[Task]
If a line holds the word "description", copy it from the entries.
BEGIN
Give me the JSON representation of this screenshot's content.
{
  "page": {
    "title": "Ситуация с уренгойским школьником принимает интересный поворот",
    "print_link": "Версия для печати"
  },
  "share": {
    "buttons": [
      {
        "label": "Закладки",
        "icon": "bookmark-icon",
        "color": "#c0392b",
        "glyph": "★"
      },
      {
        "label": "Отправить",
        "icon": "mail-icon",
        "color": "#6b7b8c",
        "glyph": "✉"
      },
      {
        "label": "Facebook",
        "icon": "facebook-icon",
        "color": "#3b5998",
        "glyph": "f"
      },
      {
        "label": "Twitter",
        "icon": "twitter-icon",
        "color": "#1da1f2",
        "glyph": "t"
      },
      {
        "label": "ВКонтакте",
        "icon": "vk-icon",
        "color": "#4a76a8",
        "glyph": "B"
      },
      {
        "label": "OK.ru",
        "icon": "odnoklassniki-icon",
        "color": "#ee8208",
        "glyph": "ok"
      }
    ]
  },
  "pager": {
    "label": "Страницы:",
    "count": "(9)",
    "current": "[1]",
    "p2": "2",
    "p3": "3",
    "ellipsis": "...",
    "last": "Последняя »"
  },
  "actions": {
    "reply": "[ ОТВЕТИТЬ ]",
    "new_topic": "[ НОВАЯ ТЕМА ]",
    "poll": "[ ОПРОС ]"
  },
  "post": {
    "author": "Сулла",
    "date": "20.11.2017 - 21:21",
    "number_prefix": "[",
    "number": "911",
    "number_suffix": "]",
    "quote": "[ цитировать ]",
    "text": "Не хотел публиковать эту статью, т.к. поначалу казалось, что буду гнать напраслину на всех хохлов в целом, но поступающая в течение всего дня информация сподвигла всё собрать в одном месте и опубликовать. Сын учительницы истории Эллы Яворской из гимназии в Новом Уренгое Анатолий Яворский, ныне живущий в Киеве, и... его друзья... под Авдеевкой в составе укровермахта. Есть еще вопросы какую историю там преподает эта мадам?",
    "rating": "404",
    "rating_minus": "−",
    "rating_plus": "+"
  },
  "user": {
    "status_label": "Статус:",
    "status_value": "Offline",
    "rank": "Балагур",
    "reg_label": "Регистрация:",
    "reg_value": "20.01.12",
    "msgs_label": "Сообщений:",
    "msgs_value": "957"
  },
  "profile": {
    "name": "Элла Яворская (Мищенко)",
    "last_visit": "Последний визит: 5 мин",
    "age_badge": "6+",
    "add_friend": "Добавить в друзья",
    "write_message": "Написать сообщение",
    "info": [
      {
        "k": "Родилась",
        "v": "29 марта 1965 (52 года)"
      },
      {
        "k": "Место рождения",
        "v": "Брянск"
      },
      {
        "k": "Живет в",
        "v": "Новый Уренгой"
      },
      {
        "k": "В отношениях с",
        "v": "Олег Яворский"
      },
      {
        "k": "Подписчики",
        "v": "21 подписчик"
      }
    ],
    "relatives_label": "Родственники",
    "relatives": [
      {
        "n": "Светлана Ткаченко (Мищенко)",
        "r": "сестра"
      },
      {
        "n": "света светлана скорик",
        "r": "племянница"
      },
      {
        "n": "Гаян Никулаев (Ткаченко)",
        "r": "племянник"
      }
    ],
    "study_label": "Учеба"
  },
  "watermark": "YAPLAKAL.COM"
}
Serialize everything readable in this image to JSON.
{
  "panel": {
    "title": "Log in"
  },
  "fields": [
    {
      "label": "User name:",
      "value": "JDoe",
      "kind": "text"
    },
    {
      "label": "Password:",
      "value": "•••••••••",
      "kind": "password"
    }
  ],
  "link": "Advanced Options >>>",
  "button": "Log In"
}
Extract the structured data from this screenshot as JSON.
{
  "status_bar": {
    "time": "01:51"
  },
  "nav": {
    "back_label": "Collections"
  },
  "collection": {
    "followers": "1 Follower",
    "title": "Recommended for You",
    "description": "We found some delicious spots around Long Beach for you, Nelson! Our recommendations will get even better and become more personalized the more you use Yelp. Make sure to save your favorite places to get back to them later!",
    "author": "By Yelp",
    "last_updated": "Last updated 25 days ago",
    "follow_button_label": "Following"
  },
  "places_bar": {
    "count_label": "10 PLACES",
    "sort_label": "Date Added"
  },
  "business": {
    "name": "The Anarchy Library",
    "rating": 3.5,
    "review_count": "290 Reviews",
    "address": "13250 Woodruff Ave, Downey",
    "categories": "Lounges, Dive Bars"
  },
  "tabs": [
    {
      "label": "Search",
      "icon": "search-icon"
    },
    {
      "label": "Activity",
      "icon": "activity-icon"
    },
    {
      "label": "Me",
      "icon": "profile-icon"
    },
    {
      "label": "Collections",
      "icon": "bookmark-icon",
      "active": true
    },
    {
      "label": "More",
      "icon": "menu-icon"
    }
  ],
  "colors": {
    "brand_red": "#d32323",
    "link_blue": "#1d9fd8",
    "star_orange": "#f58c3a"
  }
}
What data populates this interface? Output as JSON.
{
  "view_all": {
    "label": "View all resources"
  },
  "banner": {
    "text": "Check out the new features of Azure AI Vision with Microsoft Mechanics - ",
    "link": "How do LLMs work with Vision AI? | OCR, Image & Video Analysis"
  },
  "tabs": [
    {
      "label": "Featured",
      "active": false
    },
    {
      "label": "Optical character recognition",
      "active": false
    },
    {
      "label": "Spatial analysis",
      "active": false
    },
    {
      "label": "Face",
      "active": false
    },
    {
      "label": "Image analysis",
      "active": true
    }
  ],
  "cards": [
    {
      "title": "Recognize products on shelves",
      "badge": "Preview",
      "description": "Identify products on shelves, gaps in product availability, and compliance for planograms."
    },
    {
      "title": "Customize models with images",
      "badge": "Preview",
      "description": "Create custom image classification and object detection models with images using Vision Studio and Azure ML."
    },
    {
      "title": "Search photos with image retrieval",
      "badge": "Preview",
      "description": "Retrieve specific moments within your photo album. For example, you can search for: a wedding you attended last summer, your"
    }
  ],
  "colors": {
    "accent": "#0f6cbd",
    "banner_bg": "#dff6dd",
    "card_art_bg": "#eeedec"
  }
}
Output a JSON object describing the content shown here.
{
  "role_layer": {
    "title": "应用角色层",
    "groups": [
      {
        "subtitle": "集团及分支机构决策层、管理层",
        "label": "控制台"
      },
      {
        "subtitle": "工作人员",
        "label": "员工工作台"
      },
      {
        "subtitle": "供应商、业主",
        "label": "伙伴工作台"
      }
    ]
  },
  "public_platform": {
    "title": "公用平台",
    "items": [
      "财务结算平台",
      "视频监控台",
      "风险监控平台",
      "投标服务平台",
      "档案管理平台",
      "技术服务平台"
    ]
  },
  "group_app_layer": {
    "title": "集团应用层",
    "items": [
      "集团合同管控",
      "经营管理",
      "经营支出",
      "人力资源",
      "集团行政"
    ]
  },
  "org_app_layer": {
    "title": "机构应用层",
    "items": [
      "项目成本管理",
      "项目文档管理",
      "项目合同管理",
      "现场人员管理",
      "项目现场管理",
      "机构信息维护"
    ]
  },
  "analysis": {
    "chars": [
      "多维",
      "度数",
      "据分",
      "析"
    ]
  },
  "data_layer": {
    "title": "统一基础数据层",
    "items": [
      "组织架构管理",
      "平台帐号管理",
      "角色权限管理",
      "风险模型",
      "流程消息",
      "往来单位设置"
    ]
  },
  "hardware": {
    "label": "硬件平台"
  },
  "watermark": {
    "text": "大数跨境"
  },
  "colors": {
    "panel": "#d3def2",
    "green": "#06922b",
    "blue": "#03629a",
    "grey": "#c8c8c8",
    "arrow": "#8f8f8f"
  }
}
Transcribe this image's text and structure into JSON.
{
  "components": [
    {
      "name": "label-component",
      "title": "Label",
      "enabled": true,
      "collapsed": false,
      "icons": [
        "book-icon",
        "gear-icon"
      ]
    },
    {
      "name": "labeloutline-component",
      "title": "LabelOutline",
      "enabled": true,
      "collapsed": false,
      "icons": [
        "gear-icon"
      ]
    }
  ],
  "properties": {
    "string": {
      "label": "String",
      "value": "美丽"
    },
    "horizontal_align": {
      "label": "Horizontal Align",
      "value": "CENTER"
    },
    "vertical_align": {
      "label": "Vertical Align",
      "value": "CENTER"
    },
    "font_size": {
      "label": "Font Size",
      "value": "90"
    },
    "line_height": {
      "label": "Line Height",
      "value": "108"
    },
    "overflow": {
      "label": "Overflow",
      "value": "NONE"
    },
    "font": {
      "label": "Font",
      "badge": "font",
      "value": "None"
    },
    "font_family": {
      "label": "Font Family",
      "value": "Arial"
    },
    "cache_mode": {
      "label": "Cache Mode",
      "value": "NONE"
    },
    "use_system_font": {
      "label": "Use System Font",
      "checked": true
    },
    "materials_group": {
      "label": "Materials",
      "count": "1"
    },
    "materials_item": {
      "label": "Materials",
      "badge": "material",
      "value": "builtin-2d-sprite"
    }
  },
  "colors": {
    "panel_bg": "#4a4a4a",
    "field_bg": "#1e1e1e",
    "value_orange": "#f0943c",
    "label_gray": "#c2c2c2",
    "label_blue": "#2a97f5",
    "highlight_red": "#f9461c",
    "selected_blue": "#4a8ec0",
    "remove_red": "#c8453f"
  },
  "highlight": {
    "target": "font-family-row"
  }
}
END
[Written solution]
    "description": "We found some delicious spots around Long Beach for you, Nelson! Our recommendations will get even better and become more personalized the more you use Yelp. Make sure to save your favorite places to get back to them later!",
      "description": "Identify products on shelves, gaps in product availability, and compliance for planograms."
      "description": "Create custom image classification and object detection models with images using Vision Studio and Azure ML."
      "description": "Retrieve specific moments within your photo album. For example, you can search for: a wedding you attended last summer, your"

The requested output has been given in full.